RECORD EXCERPTS Start Marker

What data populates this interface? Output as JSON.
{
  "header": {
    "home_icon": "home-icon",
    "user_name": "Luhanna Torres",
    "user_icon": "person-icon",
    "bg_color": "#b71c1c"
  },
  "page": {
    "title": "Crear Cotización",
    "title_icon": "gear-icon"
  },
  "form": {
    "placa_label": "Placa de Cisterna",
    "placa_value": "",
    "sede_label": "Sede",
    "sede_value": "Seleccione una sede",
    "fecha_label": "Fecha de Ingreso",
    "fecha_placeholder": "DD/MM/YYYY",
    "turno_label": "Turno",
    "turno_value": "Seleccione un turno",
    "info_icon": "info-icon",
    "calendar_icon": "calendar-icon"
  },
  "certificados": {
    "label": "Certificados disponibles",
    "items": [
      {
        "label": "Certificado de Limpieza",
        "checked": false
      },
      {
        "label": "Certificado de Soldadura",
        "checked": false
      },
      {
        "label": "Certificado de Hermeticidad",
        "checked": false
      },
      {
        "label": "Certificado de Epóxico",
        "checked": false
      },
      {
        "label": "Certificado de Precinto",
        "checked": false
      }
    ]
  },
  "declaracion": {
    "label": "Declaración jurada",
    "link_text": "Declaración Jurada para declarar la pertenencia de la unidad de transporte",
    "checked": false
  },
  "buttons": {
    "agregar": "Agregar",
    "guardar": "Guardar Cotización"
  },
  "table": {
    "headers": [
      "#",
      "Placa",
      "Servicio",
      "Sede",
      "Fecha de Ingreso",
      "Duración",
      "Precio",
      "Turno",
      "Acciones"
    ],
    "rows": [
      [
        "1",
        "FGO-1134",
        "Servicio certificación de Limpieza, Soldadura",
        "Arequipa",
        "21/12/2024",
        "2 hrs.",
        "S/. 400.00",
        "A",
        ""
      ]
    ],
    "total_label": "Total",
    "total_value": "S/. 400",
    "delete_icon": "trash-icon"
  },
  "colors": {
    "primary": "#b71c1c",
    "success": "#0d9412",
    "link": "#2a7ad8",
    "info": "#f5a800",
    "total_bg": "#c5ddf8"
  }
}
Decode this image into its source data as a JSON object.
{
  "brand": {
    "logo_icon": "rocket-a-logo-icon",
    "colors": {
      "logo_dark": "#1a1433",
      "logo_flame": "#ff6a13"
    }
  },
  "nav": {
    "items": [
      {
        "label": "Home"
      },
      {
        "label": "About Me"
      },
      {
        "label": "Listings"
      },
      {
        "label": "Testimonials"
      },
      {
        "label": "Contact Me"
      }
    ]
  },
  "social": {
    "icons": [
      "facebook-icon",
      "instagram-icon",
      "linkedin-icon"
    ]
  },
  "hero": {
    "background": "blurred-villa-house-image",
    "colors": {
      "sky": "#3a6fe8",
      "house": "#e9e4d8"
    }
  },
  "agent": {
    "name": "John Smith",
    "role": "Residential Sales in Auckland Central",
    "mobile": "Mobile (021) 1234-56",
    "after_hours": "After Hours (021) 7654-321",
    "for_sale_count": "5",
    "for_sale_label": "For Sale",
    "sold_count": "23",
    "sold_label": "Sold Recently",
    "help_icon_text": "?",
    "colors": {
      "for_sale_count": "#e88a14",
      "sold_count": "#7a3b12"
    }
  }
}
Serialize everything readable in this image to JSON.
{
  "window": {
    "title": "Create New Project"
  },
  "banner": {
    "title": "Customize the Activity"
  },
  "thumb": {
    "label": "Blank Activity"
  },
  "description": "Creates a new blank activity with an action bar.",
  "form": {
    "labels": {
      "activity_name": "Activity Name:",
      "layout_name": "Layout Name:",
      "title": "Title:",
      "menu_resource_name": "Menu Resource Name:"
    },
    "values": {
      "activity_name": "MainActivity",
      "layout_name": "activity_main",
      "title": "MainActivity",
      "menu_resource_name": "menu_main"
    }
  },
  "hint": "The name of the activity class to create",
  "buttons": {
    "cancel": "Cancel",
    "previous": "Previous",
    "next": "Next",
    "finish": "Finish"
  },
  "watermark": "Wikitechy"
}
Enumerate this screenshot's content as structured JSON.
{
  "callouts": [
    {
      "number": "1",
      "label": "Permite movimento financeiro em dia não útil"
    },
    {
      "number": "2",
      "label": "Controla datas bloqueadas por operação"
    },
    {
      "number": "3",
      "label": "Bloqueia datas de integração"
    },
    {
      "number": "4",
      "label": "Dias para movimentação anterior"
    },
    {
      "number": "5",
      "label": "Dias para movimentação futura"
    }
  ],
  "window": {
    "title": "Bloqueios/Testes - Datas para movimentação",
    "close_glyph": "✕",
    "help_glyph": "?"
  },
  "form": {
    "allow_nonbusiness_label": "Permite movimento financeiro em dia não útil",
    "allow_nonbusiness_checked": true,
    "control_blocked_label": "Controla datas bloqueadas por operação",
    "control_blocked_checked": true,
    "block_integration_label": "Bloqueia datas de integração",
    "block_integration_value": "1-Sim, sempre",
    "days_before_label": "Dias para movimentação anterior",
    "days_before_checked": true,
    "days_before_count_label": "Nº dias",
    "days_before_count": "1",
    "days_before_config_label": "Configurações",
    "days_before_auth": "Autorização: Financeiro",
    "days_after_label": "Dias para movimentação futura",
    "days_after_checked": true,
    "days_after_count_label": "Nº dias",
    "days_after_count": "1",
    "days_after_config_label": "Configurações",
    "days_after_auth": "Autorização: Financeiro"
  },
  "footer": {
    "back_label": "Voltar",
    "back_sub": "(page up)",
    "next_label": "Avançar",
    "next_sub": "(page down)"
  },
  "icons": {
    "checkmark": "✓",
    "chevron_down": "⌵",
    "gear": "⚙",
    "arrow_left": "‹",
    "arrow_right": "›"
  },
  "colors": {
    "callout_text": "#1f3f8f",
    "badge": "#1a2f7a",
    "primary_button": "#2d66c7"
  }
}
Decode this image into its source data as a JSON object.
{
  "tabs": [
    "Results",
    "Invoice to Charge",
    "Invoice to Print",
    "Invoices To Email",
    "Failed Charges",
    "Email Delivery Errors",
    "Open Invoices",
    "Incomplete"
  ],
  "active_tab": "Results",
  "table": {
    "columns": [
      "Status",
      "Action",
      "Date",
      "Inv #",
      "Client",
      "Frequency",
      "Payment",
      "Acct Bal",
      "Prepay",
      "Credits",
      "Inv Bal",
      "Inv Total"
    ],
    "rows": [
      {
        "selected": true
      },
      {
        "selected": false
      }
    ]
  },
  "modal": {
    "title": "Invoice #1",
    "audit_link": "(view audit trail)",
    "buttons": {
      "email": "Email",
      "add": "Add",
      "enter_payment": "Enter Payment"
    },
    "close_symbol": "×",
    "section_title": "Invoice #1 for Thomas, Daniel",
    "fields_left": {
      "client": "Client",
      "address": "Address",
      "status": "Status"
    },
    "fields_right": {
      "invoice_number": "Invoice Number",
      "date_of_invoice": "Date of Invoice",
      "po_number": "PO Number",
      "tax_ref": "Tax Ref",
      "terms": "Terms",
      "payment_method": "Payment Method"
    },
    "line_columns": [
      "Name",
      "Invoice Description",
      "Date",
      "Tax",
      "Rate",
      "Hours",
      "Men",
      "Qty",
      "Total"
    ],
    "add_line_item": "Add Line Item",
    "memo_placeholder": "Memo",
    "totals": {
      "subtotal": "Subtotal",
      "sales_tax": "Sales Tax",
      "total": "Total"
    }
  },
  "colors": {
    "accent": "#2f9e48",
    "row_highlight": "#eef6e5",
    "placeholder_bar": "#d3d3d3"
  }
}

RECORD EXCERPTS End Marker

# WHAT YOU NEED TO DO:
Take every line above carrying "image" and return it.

# YOUR SOLUTION:
Decode this image into its source data as a JSON object.
    "background": "blurred-villa-house-image",
Serialize everything readable in this image to JSON.
Decode this image into its source data as a JSON object.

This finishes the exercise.